## Work item
Which lines of the entries below hold the word "Form"? Report each of them.
━━━━━ Recorded data
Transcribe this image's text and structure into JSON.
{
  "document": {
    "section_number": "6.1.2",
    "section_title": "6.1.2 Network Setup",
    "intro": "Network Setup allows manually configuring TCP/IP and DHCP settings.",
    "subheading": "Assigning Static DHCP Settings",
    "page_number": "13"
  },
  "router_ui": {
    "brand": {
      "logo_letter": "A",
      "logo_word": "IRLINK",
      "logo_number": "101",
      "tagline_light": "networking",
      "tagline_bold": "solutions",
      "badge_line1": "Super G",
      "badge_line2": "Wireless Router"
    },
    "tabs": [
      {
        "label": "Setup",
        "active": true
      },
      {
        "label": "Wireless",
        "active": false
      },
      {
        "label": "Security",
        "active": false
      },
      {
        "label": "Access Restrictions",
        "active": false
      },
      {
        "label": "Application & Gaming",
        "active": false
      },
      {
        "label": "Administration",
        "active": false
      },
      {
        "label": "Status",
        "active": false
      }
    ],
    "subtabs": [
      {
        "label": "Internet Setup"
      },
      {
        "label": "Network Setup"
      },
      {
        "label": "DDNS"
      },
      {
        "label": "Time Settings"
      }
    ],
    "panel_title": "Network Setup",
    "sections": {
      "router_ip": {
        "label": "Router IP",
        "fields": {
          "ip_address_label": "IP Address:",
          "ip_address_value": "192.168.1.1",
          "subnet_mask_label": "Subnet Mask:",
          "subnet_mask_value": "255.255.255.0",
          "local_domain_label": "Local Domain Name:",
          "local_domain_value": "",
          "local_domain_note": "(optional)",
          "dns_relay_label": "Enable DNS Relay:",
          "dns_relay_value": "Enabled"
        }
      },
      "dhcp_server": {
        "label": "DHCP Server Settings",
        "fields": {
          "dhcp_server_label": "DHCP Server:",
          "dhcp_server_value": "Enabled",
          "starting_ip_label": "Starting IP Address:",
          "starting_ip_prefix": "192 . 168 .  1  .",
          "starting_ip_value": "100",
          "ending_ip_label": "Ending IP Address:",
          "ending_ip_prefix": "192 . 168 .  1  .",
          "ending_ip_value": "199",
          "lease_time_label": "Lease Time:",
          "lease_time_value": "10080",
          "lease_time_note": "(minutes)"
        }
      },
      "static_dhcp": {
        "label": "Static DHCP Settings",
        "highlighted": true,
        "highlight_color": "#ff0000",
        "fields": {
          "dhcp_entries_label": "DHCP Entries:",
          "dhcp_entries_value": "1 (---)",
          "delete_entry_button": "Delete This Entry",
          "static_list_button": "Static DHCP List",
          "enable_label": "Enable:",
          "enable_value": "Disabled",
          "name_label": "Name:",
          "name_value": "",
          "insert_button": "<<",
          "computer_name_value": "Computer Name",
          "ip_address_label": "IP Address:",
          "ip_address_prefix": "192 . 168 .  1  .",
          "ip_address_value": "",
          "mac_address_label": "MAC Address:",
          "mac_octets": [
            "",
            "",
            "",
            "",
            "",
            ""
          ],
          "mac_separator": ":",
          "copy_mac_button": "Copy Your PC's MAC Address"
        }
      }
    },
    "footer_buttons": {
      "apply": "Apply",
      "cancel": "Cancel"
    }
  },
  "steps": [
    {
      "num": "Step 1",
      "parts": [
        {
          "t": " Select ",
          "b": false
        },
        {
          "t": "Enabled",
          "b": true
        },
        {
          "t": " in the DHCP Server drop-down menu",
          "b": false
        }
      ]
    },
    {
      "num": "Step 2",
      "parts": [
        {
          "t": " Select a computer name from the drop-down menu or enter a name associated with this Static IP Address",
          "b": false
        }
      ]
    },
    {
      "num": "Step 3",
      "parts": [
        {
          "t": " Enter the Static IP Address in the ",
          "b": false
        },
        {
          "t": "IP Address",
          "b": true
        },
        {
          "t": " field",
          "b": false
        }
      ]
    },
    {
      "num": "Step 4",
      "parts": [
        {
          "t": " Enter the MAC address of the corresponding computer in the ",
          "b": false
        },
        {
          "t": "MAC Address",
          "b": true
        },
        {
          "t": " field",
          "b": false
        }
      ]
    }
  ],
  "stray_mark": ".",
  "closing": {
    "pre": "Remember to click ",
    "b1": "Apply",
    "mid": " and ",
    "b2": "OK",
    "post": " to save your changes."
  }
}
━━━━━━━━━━
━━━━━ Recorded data
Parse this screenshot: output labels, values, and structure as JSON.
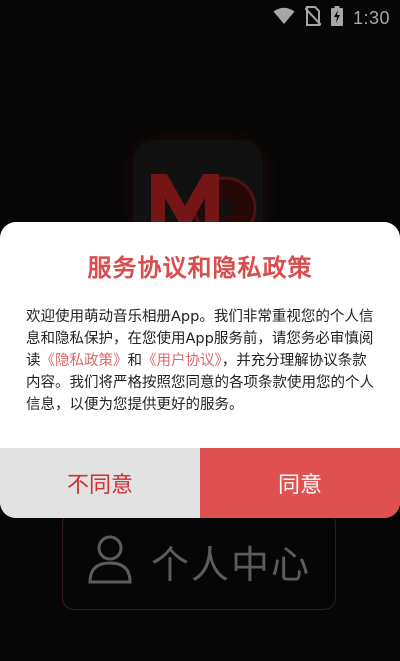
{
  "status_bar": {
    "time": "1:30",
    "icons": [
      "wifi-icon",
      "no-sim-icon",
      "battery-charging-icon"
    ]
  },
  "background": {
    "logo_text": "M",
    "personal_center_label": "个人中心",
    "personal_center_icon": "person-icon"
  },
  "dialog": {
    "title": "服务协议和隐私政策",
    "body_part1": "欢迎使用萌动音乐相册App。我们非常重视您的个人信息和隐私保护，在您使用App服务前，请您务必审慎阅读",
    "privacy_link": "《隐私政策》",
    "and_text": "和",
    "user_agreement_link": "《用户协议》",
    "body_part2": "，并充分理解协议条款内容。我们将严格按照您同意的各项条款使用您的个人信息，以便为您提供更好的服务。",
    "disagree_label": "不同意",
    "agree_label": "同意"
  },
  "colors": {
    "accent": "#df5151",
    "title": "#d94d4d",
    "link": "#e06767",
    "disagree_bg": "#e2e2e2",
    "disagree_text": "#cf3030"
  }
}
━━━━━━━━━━
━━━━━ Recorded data
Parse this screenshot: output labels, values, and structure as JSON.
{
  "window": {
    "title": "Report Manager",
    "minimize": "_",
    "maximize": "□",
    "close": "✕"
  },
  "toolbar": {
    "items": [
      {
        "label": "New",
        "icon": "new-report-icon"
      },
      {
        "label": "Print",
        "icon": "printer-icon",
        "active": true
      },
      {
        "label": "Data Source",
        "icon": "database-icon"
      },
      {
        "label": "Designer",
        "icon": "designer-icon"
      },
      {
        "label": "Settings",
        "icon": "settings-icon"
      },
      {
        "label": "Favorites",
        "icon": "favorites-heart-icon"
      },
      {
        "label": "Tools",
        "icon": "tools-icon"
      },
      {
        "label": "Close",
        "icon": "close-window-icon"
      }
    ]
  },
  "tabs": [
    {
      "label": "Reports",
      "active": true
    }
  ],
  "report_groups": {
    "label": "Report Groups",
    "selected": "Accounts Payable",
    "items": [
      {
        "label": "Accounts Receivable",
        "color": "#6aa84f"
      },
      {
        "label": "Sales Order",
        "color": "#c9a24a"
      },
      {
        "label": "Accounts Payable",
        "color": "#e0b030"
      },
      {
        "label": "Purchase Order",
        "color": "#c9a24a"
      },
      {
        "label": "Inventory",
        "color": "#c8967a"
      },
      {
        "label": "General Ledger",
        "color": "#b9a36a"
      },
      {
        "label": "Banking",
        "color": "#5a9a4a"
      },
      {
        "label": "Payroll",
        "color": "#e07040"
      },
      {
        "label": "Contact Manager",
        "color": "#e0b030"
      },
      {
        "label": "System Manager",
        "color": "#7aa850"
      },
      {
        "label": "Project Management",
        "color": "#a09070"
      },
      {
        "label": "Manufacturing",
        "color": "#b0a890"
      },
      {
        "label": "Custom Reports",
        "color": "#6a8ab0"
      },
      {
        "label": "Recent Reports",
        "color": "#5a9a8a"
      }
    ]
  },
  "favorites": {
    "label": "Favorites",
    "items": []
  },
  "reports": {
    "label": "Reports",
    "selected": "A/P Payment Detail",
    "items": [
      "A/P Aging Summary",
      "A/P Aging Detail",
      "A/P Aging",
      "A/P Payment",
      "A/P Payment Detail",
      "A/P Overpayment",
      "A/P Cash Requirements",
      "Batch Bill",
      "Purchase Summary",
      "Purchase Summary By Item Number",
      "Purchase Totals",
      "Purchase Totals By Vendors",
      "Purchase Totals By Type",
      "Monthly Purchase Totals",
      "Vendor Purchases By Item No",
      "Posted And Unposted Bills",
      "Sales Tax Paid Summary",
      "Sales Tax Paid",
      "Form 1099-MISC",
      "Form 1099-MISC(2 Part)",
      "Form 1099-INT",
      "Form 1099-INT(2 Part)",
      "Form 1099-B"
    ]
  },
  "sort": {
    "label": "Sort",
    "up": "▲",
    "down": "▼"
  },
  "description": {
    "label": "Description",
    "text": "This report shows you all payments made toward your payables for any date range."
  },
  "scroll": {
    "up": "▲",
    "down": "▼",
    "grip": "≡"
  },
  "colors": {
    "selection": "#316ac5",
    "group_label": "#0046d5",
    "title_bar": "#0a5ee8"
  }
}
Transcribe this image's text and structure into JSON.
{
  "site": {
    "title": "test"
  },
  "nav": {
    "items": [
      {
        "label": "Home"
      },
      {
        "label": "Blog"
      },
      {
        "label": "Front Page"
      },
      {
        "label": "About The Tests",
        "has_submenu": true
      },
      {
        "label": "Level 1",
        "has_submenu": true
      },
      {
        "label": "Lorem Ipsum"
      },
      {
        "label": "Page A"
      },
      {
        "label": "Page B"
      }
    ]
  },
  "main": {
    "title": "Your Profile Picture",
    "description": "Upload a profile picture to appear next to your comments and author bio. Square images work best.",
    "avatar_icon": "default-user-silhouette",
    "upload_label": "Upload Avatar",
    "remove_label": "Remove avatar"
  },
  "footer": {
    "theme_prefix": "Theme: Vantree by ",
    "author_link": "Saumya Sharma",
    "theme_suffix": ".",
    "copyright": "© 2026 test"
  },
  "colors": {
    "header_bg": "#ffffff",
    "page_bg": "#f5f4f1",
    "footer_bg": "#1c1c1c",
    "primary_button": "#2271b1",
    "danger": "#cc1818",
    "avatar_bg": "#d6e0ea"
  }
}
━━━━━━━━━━
## Answer
      "Form 1099-MISC",
      "Form 1099-MISC(2 Part)",
      "Form 1099-INT",
      "Form 1099-INT(2 Part)",
      "Form 1099-B"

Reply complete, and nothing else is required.